╭─ Given records
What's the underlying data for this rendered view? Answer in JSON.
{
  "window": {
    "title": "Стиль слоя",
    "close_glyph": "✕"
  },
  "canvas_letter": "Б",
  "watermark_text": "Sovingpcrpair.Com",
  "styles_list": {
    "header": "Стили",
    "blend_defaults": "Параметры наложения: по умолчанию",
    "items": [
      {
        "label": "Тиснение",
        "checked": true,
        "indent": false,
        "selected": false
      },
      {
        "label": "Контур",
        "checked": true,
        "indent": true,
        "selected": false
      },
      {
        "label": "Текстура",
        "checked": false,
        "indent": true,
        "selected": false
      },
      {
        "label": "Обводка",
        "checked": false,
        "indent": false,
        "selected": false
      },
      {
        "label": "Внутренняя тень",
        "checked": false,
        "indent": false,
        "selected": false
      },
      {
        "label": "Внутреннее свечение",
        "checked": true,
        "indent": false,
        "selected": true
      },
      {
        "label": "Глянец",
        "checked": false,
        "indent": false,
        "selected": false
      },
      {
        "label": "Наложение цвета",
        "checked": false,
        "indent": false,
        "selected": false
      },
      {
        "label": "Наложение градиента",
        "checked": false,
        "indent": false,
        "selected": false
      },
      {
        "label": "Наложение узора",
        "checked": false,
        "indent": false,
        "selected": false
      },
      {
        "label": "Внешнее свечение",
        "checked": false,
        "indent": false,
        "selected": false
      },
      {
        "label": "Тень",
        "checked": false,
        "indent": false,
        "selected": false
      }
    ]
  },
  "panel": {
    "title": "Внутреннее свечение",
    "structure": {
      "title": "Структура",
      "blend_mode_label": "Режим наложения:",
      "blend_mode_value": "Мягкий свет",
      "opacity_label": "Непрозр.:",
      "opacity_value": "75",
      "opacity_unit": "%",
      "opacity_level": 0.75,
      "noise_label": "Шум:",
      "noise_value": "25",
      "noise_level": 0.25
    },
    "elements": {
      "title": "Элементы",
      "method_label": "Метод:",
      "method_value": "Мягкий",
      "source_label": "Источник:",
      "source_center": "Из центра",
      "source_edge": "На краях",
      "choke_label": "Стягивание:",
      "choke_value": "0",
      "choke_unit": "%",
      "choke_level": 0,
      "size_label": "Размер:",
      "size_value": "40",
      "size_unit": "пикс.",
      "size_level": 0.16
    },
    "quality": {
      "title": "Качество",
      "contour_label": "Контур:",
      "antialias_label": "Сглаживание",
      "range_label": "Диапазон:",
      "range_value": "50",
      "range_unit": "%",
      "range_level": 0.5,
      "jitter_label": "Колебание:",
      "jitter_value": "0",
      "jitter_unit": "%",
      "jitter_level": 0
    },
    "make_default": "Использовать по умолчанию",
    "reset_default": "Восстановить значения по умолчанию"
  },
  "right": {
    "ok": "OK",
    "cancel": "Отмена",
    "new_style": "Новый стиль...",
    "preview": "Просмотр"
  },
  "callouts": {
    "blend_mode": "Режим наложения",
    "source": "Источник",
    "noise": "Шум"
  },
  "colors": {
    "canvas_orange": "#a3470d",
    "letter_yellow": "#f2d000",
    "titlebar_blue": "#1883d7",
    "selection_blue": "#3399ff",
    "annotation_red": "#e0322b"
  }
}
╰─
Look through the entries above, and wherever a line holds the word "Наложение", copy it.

Exercise result
        "label": "Наложение цвета",
        "label": "Наложение градиента",
        "label": "Наложение узора",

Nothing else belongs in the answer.